___ Study material

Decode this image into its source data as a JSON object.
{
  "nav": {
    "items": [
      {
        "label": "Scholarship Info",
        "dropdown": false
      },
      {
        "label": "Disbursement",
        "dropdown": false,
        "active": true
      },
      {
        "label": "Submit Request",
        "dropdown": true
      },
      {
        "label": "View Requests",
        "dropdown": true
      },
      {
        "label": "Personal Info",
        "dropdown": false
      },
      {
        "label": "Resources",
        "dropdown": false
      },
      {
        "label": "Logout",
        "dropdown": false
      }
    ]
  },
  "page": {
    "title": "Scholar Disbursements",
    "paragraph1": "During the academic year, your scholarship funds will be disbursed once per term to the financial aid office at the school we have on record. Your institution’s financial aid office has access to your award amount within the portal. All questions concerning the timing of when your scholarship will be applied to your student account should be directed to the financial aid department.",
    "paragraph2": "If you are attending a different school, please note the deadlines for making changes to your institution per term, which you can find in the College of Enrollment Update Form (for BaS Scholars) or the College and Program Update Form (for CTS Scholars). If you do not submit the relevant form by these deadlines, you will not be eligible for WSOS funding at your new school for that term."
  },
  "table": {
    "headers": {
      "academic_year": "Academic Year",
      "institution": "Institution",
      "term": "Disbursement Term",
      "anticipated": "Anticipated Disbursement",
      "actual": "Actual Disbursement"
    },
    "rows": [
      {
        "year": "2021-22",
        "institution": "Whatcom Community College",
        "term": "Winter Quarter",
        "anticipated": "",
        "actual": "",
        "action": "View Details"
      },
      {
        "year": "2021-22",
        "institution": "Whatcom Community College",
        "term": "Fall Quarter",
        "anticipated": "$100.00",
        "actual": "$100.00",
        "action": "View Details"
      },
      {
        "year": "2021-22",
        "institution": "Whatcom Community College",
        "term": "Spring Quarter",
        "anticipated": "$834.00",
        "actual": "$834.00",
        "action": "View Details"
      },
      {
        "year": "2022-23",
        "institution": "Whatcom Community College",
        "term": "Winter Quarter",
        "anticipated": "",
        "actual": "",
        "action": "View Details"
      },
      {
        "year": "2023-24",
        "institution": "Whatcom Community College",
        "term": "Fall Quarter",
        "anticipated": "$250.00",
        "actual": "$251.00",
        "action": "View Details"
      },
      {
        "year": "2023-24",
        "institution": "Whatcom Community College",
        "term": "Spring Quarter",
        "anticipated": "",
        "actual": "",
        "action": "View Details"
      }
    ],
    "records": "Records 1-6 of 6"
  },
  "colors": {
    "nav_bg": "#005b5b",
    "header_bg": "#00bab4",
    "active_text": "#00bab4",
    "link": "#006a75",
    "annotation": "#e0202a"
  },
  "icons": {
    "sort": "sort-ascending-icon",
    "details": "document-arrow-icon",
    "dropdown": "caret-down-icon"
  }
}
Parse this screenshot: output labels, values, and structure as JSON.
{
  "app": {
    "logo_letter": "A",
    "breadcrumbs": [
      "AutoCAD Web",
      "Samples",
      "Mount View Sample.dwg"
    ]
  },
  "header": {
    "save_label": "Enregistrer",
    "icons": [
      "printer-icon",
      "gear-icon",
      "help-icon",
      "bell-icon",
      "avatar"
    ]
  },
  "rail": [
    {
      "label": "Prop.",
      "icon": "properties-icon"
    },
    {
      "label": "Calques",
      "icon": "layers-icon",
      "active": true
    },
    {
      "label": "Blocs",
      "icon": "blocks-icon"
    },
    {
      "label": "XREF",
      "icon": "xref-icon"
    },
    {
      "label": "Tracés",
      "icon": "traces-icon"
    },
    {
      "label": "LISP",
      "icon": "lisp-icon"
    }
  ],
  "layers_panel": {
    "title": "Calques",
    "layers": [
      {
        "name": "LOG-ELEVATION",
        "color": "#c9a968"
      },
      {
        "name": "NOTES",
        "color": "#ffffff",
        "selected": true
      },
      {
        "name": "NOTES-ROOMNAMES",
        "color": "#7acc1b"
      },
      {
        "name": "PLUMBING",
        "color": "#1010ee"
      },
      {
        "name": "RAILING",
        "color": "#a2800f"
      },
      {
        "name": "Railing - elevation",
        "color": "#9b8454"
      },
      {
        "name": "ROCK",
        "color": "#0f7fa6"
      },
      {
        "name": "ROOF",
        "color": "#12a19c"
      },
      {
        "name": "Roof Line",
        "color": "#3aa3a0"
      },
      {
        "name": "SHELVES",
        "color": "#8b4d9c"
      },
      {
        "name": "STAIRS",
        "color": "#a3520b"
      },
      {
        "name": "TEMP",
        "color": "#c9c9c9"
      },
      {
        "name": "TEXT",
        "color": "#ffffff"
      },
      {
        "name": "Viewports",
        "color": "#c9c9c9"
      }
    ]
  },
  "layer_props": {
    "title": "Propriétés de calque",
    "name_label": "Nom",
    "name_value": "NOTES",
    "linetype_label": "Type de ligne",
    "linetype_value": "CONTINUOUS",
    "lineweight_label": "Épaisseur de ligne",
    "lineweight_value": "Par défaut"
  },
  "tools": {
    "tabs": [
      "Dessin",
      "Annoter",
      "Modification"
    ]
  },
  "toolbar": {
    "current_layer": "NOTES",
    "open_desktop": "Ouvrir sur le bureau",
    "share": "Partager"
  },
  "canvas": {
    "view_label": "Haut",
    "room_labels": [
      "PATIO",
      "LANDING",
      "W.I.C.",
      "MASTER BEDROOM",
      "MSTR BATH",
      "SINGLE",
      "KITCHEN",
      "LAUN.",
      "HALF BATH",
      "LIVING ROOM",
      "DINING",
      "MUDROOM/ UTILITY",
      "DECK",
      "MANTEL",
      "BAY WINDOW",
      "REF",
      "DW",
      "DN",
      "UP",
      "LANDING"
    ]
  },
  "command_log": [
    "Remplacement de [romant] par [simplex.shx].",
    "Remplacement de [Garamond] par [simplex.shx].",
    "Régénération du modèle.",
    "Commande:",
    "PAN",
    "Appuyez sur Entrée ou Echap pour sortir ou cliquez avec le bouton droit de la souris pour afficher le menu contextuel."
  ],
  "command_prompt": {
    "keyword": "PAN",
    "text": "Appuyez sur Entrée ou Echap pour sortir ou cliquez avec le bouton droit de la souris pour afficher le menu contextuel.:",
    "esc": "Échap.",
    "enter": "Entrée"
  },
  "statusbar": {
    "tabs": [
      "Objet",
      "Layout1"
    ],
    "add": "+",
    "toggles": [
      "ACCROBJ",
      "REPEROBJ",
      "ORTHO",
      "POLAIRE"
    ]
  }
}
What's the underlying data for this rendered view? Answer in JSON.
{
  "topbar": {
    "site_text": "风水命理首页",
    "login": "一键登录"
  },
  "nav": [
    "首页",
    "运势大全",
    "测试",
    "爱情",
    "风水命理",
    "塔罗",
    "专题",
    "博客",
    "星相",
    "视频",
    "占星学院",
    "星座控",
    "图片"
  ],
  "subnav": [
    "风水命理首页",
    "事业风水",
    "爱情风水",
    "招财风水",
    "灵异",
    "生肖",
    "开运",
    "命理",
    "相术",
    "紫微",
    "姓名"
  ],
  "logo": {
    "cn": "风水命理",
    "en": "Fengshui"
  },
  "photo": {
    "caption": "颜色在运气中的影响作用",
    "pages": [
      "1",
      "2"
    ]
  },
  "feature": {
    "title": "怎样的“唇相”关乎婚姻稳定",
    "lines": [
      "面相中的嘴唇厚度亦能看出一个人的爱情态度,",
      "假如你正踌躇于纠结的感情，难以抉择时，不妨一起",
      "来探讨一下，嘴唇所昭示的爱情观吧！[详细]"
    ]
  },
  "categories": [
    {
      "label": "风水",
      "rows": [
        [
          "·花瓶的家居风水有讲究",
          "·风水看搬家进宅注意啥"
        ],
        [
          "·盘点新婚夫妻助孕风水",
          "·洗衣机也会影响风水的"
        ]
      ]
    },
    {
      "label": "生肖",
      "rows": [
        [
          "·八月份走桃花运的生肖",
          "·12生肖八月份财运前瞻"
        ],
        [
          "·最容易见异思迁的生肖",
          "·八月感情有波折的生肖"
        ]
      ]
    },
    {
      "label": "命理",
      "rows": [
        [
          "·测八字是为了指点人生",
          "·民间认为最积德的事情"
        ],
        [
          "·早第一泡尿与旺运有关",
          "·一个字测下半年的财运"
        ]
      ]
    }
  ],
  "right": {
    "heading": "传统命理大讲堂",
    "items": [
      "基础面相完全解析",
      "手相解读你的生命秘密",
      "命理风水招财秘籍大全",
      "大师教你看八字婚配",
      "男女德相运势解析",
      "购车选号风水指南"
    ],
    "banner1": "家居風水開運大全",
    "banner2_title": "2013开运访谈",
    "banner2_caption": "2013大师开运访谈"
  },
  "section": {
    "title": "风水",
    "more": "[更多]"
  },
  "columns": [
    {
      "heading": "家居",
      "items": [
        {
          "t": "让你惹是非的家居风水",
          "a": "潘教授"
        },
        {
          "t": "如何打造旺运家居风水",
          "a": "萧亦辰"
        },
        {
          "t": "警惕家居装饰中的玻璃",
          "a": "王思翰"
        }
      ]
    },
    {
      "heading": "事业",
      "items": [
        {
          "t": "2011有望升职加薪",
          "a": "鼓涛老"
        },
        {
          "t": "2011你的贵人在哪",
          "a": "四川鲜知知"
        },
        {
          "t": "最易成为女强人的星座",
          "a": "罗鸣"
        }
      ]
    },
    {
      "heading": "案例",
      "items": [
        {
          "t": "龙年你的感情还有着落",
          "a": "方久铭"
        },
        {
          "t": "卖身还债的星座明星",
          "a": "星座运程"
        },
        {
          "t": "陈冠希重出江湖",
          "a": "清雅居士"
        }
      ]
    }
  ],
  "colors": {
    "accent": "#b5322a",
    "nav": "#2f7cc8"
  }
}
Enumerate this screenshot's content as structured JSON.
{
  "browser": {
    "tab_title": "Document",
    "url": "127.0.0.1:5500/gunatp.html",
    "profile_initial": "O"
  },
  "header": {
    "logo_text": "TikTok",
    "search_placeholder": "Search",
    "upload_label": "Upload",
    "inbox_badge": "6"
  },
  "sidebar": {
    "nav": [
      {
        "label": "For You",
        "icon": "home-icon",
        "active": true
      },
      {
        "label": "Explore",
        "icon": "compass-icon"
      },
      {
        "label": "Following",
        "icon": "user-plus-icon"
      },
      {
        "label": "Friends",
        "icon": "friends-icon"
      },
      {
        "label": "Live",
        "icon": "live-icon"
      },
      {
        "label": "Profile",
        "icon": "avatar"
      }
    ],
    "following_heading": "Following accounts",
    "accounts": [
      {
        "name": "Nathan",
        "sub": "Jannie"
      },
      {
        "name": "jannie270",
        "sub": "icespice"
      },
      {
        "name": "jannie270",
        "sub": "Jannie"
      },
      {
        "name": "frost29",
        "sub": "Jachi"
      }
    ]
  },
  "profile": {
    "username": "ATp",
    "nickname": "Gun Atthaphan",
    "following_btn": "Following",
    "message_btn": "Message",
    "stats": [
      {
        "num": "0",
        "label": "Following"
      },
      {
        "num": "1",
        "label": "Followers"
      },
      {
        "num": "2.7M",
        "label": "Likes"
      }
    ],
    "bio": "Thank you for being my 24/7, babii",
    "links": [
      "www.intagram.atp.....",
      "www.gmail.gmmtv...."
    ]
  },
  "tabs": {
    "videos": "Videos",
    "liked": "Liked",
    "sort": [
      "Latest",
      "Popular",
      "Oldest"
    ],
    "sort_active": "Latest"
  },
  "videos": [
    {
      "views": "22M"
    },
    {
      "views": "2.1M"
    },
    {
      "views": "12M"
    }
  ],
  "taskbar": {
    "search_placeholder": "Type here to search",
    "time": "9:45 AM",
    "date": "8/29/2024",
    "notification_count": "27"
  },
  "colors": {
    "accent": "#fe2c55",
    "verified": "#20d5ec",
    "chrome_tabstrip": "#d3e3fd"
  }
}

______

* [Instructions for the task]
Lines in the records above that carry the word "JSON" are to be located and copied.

* [Answer section]
Decode this image into its source data as a JSON object.
Parse this screenshot: output labels, values, and structure as JSON.
What's the underlying data for this rendered view? Answer in JSON.
Enumerate this screenshot's content as structured JSON.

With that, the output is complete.